all things are relative - try being hit with a cricket ball :)
darn good question, since I have 8 implant teeth to replace the 8 real teeth that a "softball" cut-off throw removed for me!
Kiss a 90 MPH "softball"... then tell me just how soft it is!
|Kiss a 90 MPH "softball"... then tell me just how soft it is! |
I would imagine that it would be softer than a 90 MPH hardball. Even though the different might be only 8 teeth instead of 9 teeth...
The ball is bigger, firstly.
You pitch it differently (at least when i was a kid and played soft ball, i assume it is still the case). Fast ball is an overhead pitch ( like in the MLB), softball is underhand pitch. Therefore slower and softer.
|Fast ball is an overhead pitch ( like in the MLB), softball is underhand pitch. Therefore slower and softer. |
Except in fastpitch softball where the speeds can get up over 100 mph. That hurts ;-)
I reckon that it was because the creator of the game had a very nasty sense of humour.
"Yes stand right there - the ball will be hurtling towards you. No, no - its not agony at all if you get hit by the ball because its - er.. yes, that's it - its a SOFT ball"
It's to lure kids/adults new to the game into a false sense of security at the start, to inflict the maximum amount of pain as is possible.
>>>>Except in fastpitch softball where the speeds can get up over 100 mph.
If you can throw a ball that fast you should be a pro.

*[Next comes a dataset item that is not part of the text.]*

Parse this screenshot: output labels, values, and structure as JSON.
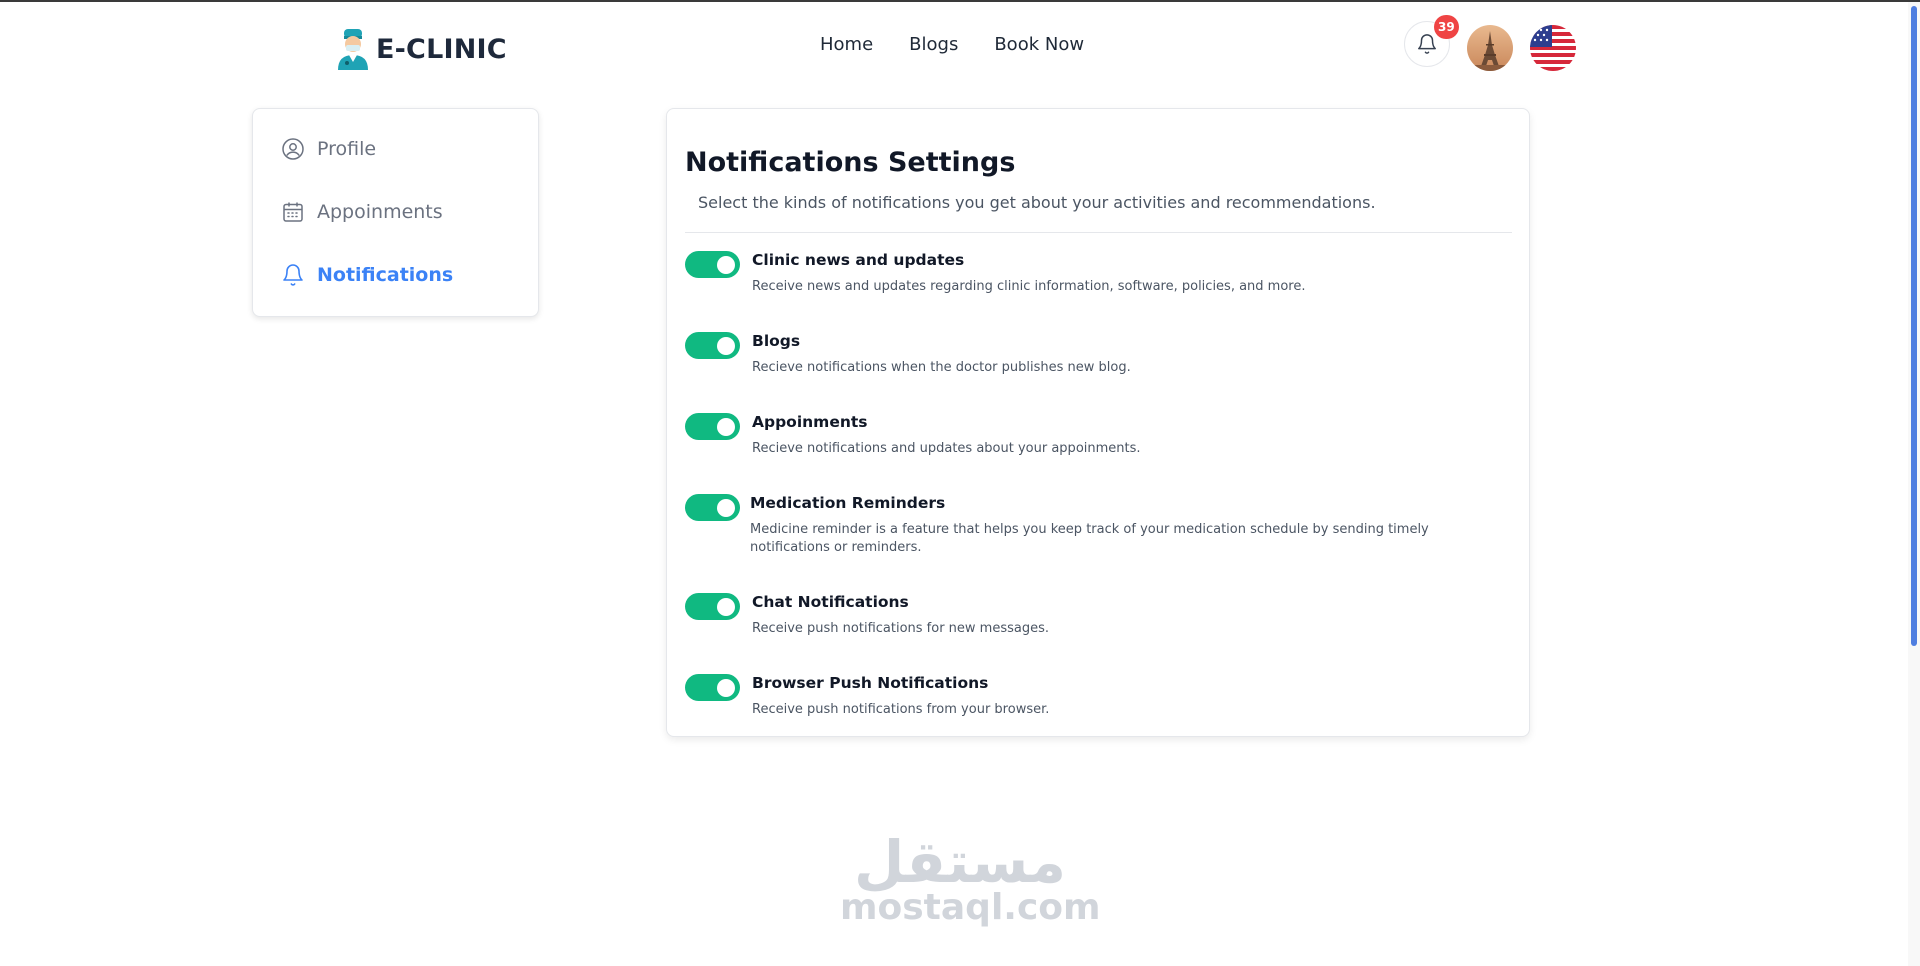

|Except in fastpitch softball where the speeds can get up over 100 mph. That hurts ;-) |
Notice how even high level softball games almost never show radar readings, unlike baseball? Top women softballers top out around 70 mph which is average speed for a high school freshman baseball pitcher. I used to hear about male softballers who could hit 100... in the days before radar. LOL Most of those played exhibition softball and likely juiced the facts to draw paying crowds.
Throwing underhand just isn't as fast as doing it overhand. Baseball submarine pitchers often top out in the low 80s although a few are faster.
[edited by: jsinger at 7:18 pm (utc) on Oct. 31, 2006]
I recently read something where the "official" record of 104 mph was set sometime in the past few years. Don't know how many folks can get it over 100 or even in the 90s, but even just in the 80s is pretty fast.
I've seen Joel Zumaya, Tigers relief pitcher, hit the 102-103 mph mark quite often.
I guess I should have said "official" fastpitch softball record.
I'm sort of an expert on this subject. Son is a college pitcher and I've owned a couple of radar guns including a $900 pro model.
Zumaya was hitting over 100 on ESPN's radar. The Busch Stadium radar, otoh, showed him topping out around 99 when I was at the WS game last Tuesday. (he was very wild, btw). I doubt these guns are precisely calibrated. The networks have a strong incentive to provide a good show.
There are no "official records." But Guiness says:
|The greatest reliably recorded speed at which a baseball has been pitched is 100.9 mph by Lynn Nolan Ryan (California Angels) at Anaheim Stadium in California on August 20, 1974. |
Some others including minor leaguer Steve Dalkowski were probably faster at times. I've seen 102 on TV.
How fast did old timers throw? (a very popular discussion on baseball groups)
In the 19th century, teams sometimes held various contests between double headers. There are records of players throwing 350 feet on the fly which requires a velocity of more than 90 mph. A critical missing piece of info is whether the thrower was running before the toss, and what the wind was doing.
There were scientific attempts to measure velocity around WWI. They suggest that the fastest were near 90 but those methods "timed" a ball over a distance. The ability to measure a peak reading, from the pitcher's hand (the modern method) waited for the arrival of radar much later.
One thing is clear. Top pitchers haven't gotten much faster over the past 100 years. That contrasts with athletic improvement in almost every other field. Limiting factor is mostly the ability of the skeletal system to withstand the peak forces.